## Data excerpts
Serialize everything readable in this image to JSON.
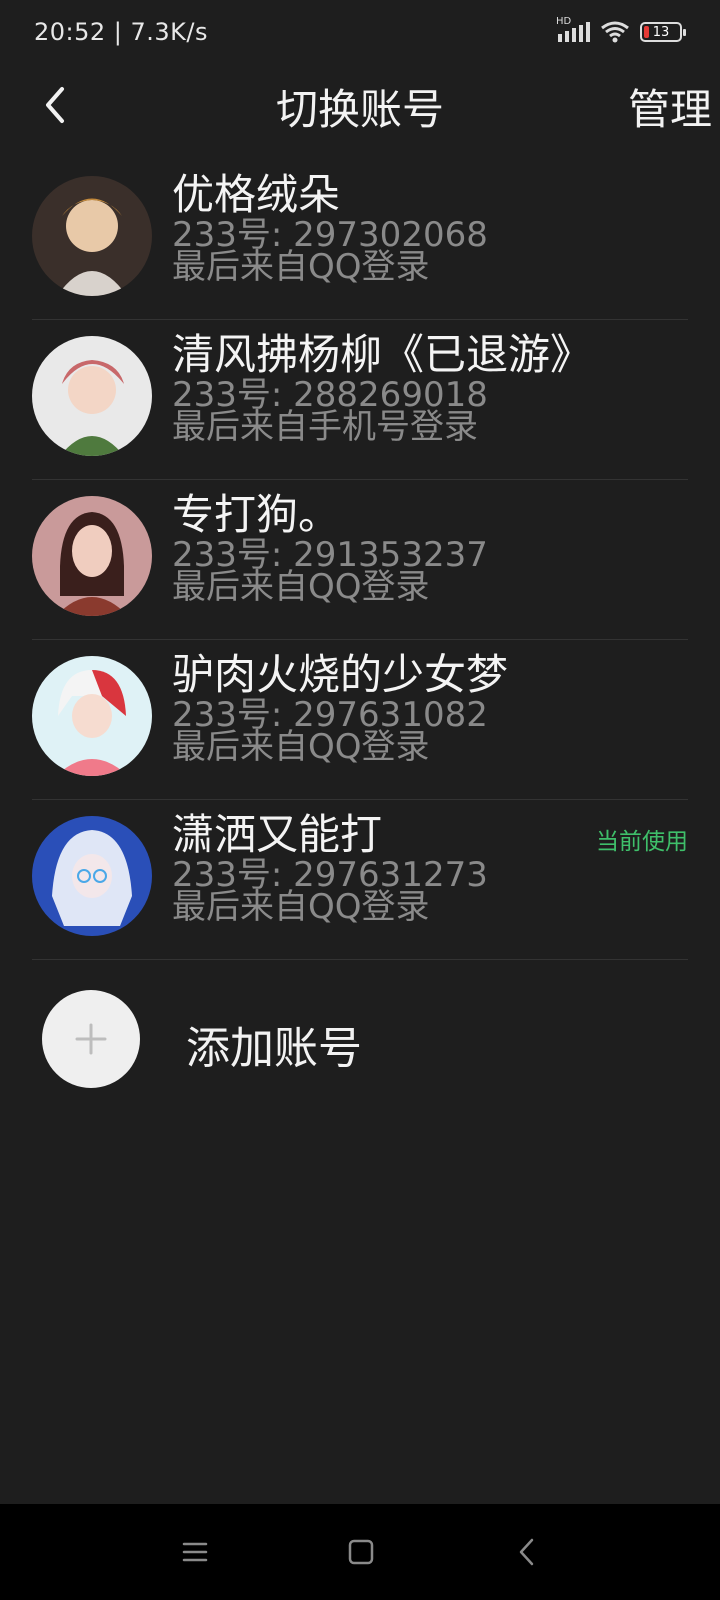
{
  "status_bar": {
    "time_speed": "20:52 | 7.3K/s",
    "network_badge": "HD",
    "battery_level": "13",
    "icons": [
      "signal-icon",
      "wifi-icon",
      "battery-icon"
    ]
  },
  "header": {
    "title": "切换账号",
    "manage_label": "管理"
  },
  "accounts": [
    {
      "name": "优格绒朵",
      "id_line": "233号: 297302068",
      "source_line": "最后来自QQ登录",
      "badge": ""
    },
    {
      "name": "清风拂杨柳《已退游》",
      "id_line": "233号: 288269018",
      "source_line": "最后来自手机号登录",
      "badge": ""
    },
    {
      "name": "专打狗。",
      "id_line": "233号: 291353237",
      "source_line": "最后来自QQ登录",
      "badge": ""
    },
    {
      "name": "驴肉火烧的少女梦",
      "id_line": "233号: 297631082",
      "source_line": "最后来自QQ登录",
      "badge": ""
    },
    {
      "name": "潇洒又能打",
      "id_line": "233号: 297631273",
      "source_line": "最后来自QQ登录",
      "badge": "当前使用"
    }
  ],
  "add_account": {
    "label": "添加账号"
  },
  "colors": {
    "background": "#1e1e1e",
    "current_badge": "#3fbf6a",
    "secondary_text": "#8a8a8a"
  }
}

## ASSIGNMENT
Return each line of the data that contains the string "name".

## COMPLETED EXERCISE
      "name": "优格绒朵",
      "name": "清风拂杨柳《已退游》",
      "name": "专打狗。",
      "name": "驴肉火烧的少女梦",
      "name": "潇洒又能打",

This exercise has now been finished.